In an interview with POLITICO, Oleg Ustenko, an economic adviser to Ukrainian President Volodymyr Zelenskyy, appealed for the EU, as well as the U.K. and the U.S., to close the “loophole”; that allows third countries like India, China and Turkey to refine crude bought from Moscow’s state energy firms into petrol, diesel and other products before selling them on without restrictions.

In December, the G7 agreed to set a price cap of $60 a barrel on Russian crude, meaning sales below that price are allowed. The idea was to squeeze Moscow financially while allowing oil markets to continue functioning.

The result has been that countries like India are buying up cheap Russian crude and then refining it — which earns local companies the refining margin — before selling it to other countries.

Indian imports of Russian crude hit a high of 69 million barrels in May, an almost tenfold increase from the same period in 2021 prior to Russia’s invasion of Ukraine — and more than twice as much as the 31 million it bought in May last year.

Volumes have since fallen to around 50 million barrels in July, but remain well above pre-war levels.

As a result, Indian exports of fuel products to the EU have skyrocketed. In June, it exported 5.1 million barrels of diesel and 3.2 million barrels of jet fuel to the bloc, up from just 1.68 million barrels and 0.51 million barrels respectively in June 2021.

Ustenko singled out India, given that “before the invasion, they were buying Russian oil but the level of their imports was very marginal, only around 1 percent of their imported oil. Now it’s on the level of almost 40 percent, which is a really dramatic change.”

For New Delhi, it’s just good business.

In an interview with CNBC last week, India’s Minister of Petroleum and Natural Gas Hardeep Singh Puri acknowledged his country’s privately owned refineries were snapping up Russian crude at rates well below the market price. “If there’s a 30 percent discount, the Russians are putting a ribbon around it and sending it to us free. That’s what it means.”

It’s also having a negative impact on Russia’s bottom line.

Russia’s energy export revenues have virtually halved in the first six months of this year, while the ruble has hit historic lows in recent weeks as sanctions begin to undermine the fundamentals of the Russian economy.

But as the war takes its toll on Ukraine, Kyiv wants to turn the screws even further.

The result has been that countries like India are buying up cheap Russian crude and then refining it — which earns local companies the refining margin — before selling it to other countries | Manan Vatsyayana/AFP via Getty Images

Policymakers should support “a ban for all refined products going to G7 countries” if they’ve been produced using Russian oil, even if they were refined elsewhere, Ustenko said.

Ustenko added Kyiv wants to build support among G7 nations to bring the price cap down to just $30 a barrel. Poland and the Baltic countries pushed for a lower price last year, but countries like Greece — whose oil tankers transport a lot of Russian crude — balked.

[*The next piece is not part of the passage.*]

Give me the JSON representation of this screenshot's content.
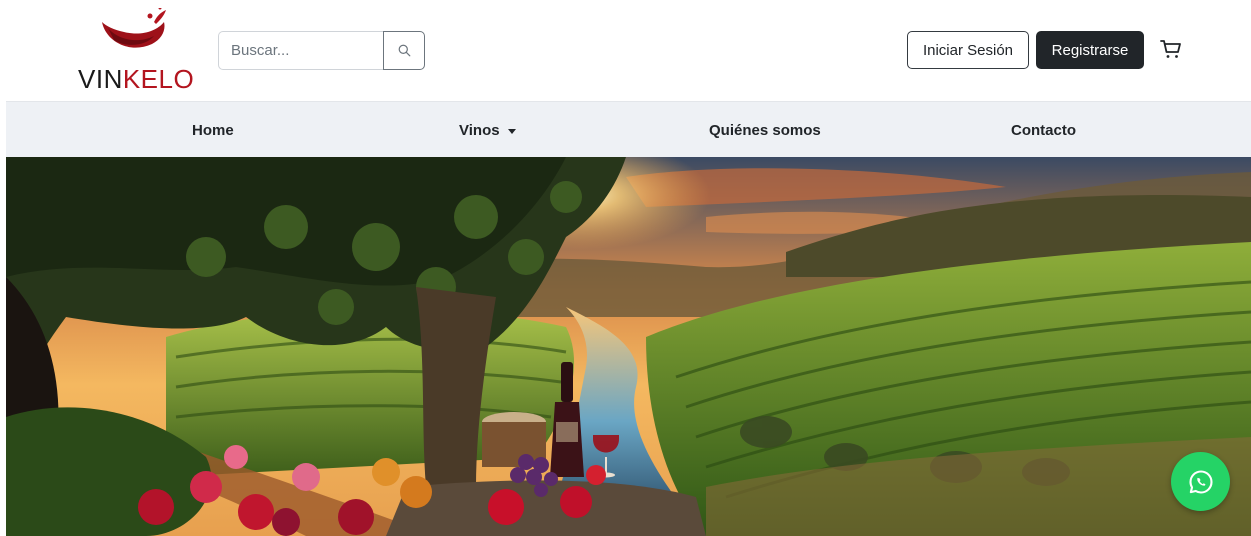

These steps, Ustenko said: “Would be a huge signal to producers that it’s now completely illegal to touch Russian oil and to supply the regime with the blood money they are using to buy weapons and commit war crimes in Ukraine.”

However, the idea is unlikely to find much support, at least at the moment.

According to Maximillian Hess, a fellow at the Foreign Policy Research Institute and author of a new book on Russia sanctions, the refining of Russian crude by third countries isn’t so much a failure of the measures as it is the intended feature.

“Part of the West’s strategy, as the U.S. has said repeatedly, is to keep Russian oil flowing,” he said, while ensuring Moscow earns less for its exports and doesn’t earn the premiums that come from selling refined fuel rather than crude.

“There’s certainly appetite among some members of the G7 for a $30 price cap, but there may be some challenges introducing a ban on refined fuels,” he added.